**Aim of the task:**
Which of the lines below contain the string "title"? Pull each one out of the data.

Collected data:
* * * * *
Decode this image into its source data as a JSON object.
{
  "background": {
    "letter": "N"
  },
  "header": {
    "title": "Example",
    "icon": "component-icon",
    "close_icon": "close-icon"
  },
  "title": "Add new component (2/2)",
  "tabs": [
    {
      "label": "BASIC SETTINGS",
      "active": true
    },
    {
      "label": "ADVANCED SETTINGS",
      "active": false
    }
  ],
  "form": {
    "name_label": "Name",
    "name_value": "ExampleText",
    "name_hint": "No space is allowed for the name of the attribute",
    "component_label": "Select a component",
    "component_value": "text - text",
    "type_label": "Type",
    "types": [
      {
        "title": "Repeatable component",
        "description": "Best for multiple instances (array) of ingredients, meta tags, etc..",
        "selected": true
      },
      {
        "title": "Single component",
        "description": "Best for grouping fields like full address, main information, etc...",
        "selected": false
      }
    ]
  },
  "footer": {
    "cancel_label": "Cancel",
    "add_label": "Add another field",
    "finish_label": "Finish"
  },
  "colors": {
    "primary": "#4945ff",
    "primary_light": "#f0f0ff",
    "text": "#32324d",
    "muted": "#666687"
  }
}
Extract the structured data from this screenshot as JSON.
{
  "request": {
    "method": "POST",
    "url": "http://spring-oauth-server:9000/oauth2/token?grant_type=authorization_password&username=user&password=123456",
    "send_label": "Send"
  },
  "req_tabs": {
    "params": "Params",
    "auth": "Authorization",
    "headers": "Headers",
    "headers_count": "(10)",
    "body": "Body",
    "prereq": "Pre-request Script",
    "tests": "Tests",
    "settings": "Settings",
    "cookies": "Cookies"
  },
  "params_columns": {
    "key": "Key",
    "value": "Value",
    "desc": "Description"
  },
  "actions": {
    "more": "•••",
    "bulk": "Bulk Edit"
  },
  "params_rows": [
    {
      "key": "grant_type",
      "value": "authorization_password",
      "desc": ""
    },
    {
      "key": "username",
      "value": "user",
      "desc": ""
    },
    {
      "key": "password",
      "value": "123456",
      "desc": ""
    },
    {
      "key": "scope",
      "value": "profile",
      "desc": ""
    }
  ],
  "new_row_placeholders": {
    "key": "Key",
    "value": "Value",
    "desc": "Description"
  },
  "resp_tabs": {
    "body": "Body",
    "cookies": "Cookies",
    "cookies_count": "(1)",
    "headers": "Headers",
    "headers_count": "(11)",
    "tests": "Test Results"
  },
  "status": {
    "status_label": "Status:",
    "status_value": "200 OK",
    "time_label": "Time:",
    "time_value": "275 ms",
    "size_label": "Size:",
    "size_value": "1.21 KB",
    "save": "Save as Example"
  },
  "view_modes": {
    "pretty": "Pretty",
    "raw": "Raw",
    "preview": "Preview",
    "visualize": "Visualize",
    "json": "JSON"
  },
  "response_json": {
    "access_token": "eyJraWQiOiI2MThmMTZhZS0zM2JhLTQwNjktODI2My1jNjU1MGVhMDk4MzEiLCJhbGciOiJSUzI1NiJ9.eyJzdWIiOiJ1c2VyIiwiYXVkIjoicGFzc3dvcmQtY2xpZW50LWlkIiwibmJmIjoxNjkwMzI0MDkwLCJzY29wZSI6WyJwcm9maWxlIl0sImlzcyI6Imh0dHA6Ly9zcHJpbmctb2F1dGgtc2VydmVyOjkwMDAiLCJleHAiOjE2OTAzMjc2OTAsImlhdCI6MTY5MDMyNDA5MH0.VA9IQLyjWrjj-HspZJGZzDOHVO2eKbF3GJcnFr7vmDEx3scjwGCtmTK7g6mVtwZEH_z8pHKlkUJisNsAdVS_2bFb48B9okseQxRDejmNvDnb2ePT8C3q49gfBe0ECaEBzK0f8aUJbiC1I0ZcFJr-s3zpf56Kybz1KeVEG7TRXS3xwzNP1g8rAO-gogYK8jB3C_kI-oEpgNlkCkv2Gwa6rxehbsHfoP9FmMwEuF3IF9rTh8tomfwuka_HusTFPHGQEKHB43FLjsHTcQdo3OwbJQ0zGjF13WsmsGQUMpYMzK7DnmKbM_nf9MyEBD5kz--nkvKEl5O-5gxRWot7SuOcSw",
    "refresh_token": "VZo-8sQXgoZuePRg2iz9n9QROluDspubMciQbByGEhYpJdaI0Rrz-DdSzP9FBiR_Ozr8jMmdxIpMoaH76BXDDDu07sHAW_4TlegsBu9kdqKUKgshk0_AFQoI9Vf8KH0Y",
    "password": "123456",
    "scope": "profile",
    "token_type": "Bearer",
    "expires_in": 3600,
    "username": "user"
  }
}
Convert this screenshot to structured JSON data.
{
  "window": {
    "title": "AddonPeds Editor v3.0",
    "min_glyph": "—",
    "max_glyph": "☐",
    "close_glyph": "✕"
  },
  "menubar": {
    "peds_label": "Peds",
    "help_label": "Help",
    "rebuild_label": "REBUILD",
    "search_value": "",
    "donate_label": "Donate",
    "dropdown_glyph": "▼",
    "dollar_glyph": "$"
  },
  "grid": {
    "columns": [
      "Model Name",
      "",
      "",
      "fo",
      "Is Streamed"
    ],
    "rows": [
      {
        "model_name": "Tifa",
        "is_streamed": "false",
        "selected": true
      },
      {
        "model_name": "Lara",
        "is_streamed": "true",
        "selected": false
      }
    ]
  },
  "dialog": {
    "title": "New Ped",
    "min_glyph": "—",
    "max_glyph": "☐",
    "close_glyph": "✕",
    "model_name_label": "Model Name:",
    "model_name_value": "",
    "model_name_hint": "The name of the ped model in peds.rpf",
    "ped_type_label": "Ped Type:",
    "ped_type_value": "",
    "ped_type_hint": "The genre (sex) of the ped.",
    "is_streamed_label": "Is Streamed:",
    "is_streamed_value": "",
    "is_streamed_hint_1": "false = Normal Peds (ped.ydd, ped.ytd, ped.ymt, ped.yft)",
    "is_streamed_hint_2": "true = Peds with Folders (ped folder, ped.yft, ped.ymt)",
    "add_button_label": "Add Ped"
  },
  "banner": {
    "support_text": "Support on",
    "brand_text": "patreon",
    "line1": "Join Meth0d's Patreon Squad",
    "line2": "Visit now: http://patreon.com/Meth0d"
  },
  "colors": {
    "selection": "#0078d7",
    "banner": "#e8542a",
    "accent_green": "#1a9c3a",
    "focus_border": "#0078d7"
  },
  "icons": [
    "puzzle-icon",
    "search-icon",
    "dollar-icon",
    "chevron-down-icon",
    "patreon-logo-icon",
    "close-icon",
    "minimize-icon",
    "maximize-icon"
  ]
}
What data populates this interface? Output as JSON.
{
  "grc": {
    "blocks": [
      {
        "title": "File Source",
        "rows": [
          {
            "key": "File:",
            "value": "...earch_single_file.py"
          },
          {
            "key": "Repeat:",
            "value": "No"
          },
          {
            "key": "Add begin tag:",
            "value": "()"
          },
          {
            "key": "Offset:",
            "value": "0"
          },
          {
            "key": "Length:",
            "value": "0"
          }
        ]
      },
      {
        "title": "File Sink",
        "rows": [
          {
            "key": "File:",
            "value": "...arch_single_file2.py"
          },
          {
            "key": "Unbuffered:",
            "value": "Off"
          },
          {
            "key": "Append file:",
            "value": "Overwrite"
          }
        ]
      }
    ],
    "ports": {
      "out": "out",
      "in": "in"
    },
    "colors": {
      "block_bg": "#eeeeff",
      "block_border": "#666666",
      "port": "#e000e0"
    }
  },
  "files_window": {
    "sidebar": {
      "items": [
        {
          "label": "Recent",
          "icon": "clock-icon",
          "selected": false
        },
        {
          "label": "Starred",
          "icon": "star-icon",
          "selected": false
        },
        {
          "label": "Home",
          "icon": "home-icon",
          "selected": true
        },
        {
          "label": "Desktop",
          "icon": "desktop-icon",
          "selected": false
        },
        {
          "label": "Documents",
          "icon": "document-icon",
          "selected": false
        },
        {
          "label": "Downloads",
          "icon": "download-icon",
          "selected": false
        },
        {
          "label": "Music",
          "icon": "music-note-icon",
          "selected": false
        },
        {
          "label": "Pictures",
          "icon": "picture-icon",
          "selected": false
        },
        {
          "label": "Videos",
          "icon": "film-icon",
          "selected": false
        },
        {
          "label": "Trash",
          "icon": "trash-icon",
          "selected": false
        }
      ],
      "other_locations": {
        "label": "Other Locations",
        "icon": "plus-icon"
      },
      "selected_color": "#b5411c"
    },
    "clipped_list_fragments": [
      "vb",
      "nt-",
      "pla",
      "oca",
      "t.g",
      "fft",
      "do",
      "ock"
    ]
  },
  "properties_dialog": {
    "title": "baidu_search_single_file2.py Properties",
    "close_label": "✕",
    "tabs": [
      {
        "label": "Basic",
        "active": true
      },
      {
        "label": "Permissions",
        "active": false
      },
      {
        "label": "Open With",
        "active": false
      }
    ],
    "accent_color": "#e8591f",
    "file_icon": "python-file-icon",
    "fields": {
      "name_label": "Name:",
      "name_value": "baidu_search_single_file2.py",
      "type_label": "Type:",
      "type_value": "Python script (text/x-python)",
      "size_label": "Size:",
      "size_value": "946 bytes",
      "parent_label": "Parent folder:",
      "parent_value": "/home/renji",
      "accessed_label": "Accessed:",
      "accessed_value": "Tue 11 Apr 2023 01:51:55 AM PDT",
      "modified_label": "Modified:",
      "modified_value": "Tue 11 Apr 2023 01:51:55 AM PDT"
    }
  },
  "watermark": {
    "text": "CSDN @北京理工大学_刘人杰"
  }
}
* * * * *
**Result below:**
    "title": "Example",
  "title": "Add new component (2/2)",
        "title": "Repeatable component",
        "title": "Single component",
    "title": "AddonPeds Editor v3.0",
    "title": "New Ped",
        "title": "File Source",
        "title": "File Sink",
    "title": "baidu_search_single_file2.py Properties",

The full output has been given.